Data items:
◆ ◆ ◆ ◆ ◆ ◆ ◆
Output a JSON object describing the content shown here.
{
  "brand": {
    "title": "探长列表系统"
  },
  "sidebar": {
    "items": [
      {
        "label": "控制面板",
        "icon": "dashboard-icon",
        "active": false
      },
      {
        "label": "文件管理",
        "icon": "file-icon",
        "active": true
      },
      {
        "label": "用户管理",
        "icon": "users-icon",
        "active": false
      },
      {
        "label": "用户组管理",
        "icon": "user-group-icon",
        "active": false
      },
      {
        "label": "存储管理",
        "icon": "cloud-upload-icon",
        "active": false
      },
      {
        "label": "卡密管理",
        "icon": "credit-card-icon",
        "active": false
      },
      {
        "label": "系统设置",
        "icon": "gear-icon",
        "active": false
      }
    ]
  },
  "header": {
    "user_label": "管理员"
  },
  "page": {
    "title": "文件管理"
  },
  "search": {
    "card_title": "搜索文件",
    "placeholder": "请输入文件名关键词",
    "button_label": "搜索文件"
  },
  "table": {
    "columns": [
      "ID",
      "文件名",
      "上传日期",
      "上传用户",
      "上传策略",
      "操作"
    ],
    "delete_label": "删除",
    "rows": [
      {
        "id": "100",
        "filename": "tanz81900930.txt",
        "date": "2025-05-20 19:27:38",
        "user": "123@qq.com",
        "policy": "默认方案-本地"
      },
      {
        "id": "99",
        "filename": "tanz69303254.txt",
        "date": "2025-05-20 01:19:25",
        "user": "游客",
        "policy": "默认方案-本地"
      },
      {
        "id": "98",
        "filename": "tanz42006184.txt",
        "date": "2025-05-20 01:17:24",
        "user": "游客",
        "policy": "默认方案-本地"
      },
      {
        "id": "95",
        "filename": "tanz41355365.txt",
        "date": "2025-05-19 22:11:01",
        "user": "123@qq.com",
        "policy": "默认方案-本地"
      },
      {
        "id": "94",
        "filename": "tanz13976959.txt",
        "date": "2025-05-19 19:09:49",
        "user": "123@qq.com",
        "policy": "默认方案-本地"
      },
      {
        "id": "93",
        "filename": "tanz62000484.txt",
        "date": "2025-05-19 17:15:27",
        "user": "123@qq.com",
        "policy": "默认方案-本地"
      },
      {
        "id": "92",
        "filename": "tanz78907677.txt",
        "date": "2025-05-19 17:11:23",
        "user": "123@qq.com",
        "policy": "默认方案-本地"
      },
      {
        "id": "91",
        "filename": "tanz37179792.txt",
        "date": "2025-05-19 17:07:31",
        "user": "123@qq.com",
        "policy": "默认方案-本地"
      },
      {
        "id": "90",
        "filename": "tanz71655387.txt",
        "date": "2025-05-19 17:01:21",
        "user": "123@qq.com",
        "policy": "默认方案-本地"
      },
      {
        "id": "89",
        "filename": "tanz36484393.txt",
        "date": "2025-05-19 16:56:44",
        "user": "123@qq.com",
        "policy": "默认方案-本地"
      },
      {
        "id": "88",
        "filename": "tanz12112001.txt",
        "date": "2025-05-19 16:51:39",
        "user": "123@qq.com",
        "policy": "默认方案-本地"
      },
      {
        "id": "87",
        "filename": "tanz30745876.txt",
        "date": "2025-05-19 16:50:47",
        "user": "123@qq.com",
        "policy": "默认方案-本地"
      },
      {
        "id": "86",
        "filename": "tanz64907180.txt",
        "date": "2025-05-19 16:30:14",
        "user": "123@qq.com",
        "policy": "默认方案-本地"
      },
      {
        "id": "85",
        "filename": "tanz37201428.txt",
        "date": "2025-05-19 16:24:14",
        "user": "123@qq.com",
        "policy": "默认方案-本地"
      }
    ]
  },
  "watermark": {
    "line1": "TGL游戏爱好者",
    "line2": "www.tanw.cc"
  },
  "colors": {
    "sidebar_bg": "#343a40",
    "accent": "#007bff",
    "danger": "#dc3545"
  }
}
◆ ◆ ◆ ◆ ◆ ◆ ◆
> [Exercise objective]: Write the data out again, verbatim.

> [Response area]:
Output a JSON object describing the content shown here.
{
  "brand": {
    "title": "探长列表系统"
  },
  "sidebar": {
    "items": [
      {
        "label": "控制面板",
        "icon": "dashboard-icon",
        "active": false
      },
      {
        "label": "文件管理",
        "icon": "file-icon",
        "active": true
      },
      {
        "label": "用户管理",
        "icon": "users-icon",
        "active": false
      },
      {
        "label": "用户组管理",
        "icon": "user-group-icon",
        "active": false
      },
      {
        "label": "存储管理",
        "icon": "cloud-upload-icon",
        "active": false
      },
      {
        "label": "卡密管理",
        "icon": "credit-card-icon",
        "active": false
      },
      {
        "label": "系统设置",
        "icon": "gear-icon",
        "active": false
      }
    ]
  },
  "header": {
    "user_label": "管理员"
  },
  "page": {
    "title": "文件管理"
  },
  "search": {
    "card_title": "搜索文件",
    "placeholder": "请输入文件名关键词",
    "button_label": "搜索文件"
  },
  "table": {
    "columns": [
      "ID",
      "文件名",
      "上传日期",
      "上传用户",
      "上传策略",
      "操作"
    ],
    "delete_label": "删除",
    "rows": [
      {
        "id": "100",
        "filename": "tanz81900930.txt",
        "date": "2025-05-20 19:27:38",
        "user": "123@qq.com",
        "policy": "默认方案-本地"
      },
      {
        "id": "99",
        "filename": "tanz69303254.txt",
        "date": "2025-05-20 01:19:25",
        "user": "游客",
        "policy": "默认方案-本地"
      },
      {
        "id": "98",
        "filename": "tanz42006184.txt",
        "date": "2025-05-20 01:17:24",
        "user": "游客",
        "policy": "默认方案-本地"
      },
      {
        "id": "95",
        "filename": "tanz41355365.txt",
        "date": "2025-05-19 22:11:01",
        "user": "123@qq.com",
        "policy": "默认方案-本地"
      },
      {
        "id": "94",
        "filename": "tanz13976959.txt",
        "date": "2025-05-19 19:09:49",
        "user": "123@qq.com",
        "policy": "默认方案-本地"
      },
      {
        "id": "93",
        "filename": "tanz62000484.txt",
        "date": "2025-05-19 17:15:27",
        "user": "123@qq.com",
        "policy": "默认方案-本地"
      },
      {
        "id": "92",
        "filename": "tanz78907677.txt",
        "date": "2025-05-19 17:11:23",
        "user": "123@qq.com",
        "policy": "默认方案-本地"
      },
      {
        "id": "91",
        "filename": "tanz37179792.txt",
        "date": "2025-05-19 17:07:31",
        "user": "123@qq.com",
        "policy": "默认方案-本地"
      },
      {
        "id": "90",
        "filename": "tanz71655387.txt",
        "date": "2025-05-19 17:01:21",
        "user": "123@qq.com",
        "policy": "默认方案-本地"
      },
      {
        "id": "89",
        "filename": "tanz36484393.txt",
        "date": "2025-05-19 16:56:44",
        "user": "123@qq.com",
        "policy": "默认方案-本地"
      },
      {
        "id": "88",
        "filename": "tanz12112001.txt",
        "date": "2025-05-19 16:51:39",
        "user": "123@qq.com",
        "policy": "默认方案-本地"
      },
      {
        "id": "87",
        "filename": "tanz30745876.txt",
        "date": "2025-05-19 16:50:47",
        "user": "123@qq.com",
        "policy": "默认方案-本地"
      },
      {
        "id": "86",
        "filename": "tanz64907180.txt",
        "date": "2025-05-19 16:30:14",
        "user": "123@qq.com",
        "policy": "默认方案-本地"
      },
      {
        "id": "85",
        "filename": "tanz37201428.txt",
        "date": "2025-05-19 16:24:14",
        "user": "123@qq.com",
        "policy": "默认方案-本地"
      }
    ]
  },
  "watermark": {
    "line1": "TGL游戏爱好者",
    "line2": "www.tanw.cc"
  },
  "colors": {
    "sidebar_bg": "#343a40",
    "accent": "#007bff",
    "danger": "#dc3545"
  }
}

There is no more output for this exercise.